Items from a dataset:

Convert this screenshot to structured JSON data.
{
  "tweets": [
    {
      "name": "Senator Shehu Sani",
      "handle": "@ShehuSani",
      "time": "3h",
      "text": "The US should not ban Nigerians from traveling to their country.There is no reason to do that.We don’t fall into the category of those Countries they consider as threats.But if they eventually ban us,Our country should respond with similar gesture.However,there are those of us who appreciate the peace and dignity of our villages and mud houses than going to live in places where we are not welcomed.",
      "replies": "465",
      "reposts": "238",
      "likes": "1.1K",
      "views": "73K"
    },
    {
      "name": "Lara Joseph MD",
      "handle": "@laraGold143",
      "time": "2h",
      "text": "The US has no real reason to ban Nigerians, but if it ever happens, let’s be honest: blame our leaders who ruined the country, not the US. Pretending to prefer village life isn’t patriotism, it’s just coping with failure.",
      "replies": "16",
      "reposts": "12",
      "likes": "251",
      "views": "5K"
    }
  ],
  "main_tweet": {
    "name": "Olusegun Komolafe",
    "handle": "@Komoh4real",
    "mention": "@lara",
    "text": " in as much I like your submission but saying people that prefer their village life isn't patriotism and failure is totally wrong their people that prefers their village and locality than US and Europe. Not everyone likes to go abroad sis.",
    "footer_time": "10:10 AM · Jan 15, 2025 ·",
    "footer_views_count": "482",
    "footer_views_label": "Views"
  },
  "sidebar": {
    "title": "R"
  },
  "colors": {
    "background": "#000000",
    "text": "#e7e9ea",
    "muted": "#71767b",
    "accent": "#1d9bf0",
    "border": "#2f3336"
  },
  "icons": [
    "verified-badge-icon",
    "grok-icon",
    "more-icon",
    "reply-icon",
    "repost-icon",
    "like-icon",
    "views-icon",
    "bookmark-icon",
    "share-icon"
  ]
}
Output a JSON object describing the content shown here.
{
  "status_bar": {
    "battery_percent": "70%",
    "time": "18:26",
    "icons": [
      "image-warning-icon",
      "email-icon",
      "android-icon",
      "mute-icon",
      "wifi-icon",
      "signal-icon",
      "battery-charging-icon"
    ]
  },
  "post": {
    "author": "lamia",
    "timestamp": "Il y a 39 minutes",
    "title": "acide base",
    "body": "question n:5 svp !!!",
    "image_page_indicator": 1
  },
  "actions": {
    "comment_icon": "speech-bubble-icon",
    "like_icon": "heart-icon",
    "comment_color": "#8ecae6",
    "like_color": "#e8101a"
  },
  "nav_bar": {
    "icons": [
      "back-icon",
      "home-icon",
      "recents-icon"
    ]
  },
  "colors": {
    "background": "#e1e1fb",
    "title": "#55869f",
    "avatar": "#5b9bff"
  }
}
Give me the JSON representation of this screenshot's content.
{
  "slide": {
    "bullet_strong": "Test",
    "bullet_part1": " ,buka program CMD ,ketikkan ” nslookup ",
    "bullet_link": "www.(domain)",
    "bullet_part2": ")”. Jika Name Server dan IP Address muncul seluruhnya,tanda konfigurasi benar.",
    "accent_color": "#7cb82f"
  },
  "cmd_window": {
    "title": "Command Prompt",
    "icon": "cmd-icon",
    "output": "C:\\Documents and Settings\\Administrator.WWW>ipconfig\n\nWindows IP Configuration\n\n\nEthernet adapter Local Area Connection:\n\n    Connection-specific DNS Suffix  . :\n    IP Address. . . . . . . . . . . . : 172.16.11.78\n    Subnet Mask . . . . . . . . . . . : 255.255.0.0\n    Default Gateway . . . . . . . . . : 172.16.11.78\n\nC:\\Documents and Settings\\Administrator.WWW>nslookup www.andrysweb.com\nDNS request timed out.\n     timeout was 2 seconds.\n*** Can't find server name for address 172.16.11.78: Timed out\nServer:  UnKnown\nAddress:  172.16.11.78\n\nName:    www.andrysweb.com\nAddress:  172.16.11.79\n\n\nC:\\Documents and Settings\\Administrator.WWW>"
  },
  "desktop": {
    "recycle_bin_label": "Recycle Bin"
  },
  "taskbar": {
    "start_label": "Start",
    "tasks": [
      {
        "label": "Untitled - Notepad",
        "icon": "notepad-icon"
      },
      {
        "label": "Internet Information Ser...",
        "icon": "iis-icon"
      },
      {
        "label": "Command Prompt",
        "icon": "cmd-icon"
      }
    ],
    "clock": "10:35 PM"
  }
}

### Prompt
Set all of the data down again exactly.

### Final answer
Convert this screenshot to structured JSON data.
{
  "tweets": [
    {
      "name": "Senator Shehu Sani",
      "handle": "@ShehuSani",
      "time": "3h",
      "text": "The US should not ban Nigerians from traveling to their country.There is no reason to do that.We don’t fall into the category of those Countries they consider as threats.But if they eventually ban us,Our country should respond with similar gesture.However,there are those of us who appreciate the peace and dignity of our villages and mud houses than going to live in places where we are not welcomed.",
      "replies": "465",
      "reposts": "238",
      "likes": "1.1K",
      "views": "73K"
    },
    {
      "name": "Lara Joseph MD",
      "handle": "@laraGold143",
      "time": "2h",
      "text": "The US has no real reason to ban Nigerians, but if it ever happens, let’s be honest: blame our leaders who ruined the country, not the US. Pretending to prefer village life isn’t patriotism, it’s just coping with failure.",
      "replies": "16",
      "reposts": "12",
      "likes": "251",
      "views": "5K"
    }
  ],
  "main_tweet": {
    "name": "Olusegun Komolafe",
    "handle": "@Komoh4real",
    "mention": "@lara",
    "text": " in as much I like your submission but saying people that prefer their village life isn't patriotism and failure is totally wrong their people that prefers their village and locality than US and Europe. Not everyone likes to go abroad sis.",
    "footer_time": "10:10 AM · Jan 15, 2025 ·",
    "footer_views_count": "482",
    "footer_views_label": "Views"
  },
  "sidebar": {
    "title": "R"
  },
  "colors": {
    "background": "#000000",
    "text": "#e7e9ea",
    "muted": "#71767b",
    "accent": "#1d9bf0",
    "border": "#2f3336"
  },
  "icons": [
    "verified-badge-icon",
    "grok-icon",
    "more-icon",
    "reply-icon",
    "repost-icon",
    "like-icon",
    "views-icon",
    "bookmark-icon",
    "share-icon"
  ]
}
Output a JSON object describing the content shown here.
{
  "status_bar": {
    "battery_percent": "70%",
    "time": "18:26",
    "icons": [
      "image-warning-icon",
      "email-icon",
      "android-icon",
      "mute-icon",
      "wifi-icon",
      "signal-icon",
      "battery-charging-icon"
    ]
  },
  "post": {
    "author": "lamia",
    "timestamp": "Il y a 39 minutes",
    "title": "acide base",
    "body": "question n:5 svp !!!",
    "image_page_indicator": 1
  },
  "actions": {
    "comment_icon": "speech-bubble-icon",
    "like_icon": "heart-icon",
    "comment_color": "#8ecae6",
    "like_color": "#e8101a"
  },
  "nav_bar": {
    "icons": [
      "back-icon",
      "home-icon",
      "recents-icon"
    ]
  },
  "colors": {
    "background": "#e1e1fb",
    "title": "#55869f",
    "avatar": "#5b9bff"
  }
}
Give me the JSON representation of this screenshot's content.
{
  "slide": {
    "bullet_strong": "Test",
    "bullet_part1": " ,buka program CMD ,ketikkan ” nslookup ",
    "bullet_link": "www.(domain)",
    "bullet_part2": ")”. Jika Name Server dan IP Address muncul seluruhnya,tanda konfigurasi benar.",
    "accent_color": "#7cb82f"
  },
  "cmd_window": {
    "title": "Command Prompt",
    "icon": "cmd-icon",
    "output": "C:\\Documents and Settings\\Administrator.WWW>ipconfig\n\nWindows IP Configuration\n\n\nEthernet adapter Local Area Connection:\n\n    Connection-specific DNS Suffix  . :\n    IP Address. . . . . . . . . . . . : 172.16.11.78\n    Subnet Mask . . . . . . . . . . . : 255.255.0.0\n    Default Gateway . . . . . . . . . : 172.16.11.78\n\nC:\\Documents and Settings\\Administrator.WWW>nslookup www.andrysweb.com\nDNS request timed out.\n     timeout was 2 seconds.\n*** Can't find server name for address 172.16.11.78: Timed out\nServer:  UnKnown\nAddress:  172.16.11.78\n\nName:    www.andrysweb.com\nAddress:  172.16.11.79\n\n\nC:\\Documents and Settings\\Administrator.WWW>"
  },
  "desktop": {
    "recycle_bin_label": "Recycle Bin"
  },
  "taskbar": {
    "start_label": "Start",
    "tasks": [
      {
        "label": "Untitled - Notepad",
        "icon": "notepad-icon"
      },
      {
        "label": "Internet Information Ser...",
        "icon": "iis-icon"
      },
      {
        "label": "Command Prompt",
        "icon": "cmd-icon"
      }
    ],
    "clock": "10:35 PM"
  }
}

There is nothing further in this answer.